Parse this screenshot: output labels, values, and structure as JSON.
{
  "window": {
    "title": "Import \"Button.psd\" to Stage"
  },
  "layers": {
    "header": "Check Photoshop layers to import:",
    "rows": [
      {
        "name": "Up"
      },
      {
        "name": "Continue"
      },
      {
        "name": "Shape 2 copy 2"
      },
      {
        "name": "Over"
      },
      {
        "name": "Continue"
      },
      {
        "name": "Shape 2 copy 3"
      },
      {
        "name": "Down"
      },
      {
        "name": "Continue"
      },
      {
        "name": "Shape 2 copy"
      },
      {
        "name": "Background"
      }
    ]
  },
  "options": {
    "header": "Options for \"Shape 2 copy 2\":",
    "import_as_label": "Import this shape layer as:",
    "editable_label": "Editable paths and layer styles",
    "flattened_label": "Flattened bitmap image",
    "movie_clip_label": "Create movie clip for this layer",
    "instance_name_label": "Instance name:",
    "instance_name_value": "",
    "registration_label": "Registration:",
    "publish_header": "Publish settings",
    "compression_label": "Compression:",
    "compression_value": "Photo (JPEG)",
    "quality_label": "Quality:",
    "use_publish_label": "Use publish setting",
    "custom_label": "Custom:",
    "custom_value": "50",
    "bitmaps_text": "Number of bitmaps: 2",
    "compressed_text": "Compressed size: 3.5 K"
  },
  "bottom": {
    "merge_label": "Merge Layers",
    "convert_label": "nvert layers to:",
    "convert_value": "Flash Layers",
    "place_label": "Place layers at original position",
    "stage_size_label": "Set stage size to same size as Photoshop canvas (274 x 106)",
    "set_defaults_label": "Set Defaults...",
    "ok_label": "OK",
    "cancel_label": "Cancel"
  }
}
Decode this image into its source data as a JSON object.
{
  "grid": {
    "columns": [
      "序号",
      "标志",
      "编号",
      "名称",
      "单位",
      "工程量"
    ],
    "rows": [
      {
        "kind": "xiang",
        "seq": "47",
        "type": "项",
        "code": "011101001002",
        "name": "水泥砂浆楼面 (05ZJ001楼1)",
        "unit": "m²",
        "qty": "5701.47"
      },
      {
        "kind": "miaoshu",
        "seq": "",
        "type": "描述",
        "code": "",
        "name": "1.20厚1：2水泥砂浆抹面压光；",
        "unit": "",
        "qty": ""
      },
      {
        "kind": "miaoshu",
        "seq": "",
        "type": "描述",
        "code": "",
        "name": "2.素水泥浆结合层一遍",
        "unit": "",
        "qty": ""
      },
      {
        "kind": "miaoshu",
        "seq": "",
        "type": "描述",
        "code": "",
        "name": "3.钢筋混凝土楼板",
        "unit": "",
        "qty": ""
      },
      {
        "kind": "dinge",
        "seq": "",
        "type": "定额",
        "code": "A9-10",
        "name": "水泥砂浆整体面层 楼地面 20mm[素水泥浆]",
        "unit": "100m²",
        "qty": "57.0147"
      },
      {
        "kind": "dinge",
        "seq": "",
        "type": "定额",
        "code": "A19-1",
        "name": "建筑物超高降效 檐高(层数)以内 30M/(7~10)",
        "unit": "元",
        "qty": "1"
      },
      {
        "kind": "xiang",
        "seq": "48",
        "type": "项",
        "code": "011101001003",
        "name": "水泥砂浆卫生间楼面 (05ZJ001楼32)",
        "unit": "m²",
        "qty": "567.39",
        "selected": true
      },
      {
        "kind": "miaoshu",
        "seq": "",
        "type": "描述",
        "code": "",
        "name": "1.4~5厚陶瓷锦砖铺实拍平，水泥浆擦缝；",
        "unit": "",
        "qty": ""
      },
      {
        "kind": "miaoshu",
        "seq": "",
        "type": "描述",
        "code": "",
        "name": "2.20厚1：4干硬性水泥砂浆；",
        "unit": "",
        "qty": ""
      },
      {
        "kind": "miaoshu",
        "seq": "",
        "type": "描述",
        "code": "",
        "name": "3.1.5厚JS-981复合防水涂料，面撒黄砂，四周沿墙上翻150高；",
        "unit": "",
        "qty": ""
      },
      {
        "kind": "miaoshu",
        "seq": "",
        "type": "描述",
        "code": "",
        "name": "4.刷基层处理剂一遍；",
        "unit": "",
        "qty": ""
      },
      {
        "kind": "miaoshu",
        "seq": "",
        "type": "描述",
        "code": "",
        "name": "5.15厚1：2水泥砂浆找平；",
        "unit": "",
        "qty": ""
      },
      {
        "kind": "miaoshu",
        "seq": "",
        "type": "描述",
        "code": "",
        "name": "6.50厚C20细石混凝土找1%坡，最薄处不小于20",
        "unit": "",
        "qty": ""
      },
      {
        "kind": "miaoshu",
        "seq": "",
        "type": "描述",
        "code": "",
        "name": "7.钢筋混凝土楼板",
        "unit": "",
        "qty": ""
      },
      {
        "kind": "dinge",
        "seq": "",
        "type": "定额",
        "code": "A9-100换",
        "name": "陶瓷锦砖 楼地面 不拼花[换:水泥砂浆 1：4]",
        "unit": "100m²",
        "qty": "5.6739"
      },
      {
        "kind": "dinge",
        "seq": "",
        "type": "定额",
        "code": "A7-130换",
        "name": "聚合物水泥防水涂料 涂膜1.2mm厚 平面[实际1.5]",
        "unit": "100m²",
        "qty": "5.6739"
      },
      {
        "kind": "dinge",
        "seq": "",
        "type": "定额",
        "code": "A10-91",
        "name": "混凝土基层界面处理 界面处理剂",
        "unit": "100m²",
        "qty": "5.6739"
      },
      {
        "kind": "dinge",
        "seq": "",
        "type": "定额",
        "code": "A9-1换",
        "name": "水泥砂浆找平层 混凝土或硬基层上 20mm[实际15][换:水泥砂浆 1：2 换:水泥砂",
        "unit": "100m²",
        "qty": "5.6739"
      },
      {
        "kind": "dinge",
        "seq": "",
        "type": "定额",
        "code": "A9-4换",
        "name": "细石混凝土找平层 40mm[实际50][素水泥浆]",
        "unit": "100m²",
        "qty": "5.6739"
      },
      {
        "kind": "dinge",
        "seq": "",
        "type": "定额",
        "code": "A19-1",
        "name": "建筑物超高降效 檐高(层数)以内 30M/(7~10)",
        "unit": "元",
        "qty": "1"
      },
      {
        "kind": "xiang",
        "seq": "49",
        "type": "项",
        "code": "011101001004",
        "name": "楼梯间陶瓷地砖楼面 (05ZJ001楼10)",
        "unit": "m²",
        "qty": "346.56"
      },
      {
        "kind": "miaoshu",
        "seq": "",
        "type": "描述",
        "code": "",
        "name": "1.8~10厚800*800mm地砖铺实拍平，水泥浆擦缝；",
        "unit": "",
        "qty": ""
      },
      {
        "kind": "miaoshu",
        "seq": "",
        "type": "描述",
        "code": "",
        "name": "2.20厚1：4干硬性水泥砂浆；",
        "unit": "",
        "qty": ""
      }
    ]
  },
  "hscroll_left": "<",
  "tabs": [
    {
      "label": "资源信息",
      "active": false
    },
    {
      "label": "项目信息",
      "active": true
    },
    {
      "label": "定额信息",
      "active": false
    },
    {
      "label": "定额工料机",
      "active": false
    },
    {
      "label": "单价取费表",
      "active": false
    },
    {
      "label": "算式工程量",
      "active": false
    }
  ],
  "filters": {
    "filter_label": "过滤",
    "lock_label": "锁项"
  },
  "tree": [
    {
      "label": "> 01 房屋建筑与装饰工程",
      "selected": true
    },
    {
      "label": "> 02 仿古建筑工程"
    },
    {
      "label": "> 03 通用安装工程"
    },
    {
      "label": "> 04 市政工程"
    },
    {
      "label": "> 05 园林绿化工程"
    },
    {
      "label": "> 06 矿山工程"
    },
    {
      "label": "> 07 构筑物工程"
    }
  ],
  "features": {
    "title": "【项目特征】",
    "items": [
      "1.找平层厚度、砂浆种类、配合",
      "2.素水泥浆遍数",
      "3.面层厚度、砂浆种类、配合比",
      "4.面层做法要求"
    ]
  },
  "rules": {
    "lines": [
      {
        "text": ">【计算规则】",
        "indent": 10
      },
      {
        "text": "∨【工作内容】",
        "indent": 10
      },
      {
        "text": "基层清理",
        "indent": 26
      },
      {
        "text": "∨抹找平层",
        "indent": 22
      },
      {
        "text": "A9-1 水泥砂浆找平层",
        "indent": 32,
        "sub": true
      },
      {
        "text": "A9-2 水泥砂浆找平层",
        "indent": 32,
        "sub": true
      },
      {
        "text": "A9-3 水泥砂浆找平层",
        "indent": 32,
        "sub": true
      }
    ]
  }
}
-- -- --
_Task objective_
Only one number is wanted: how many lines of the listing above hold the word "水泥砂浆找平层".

_Task result_
4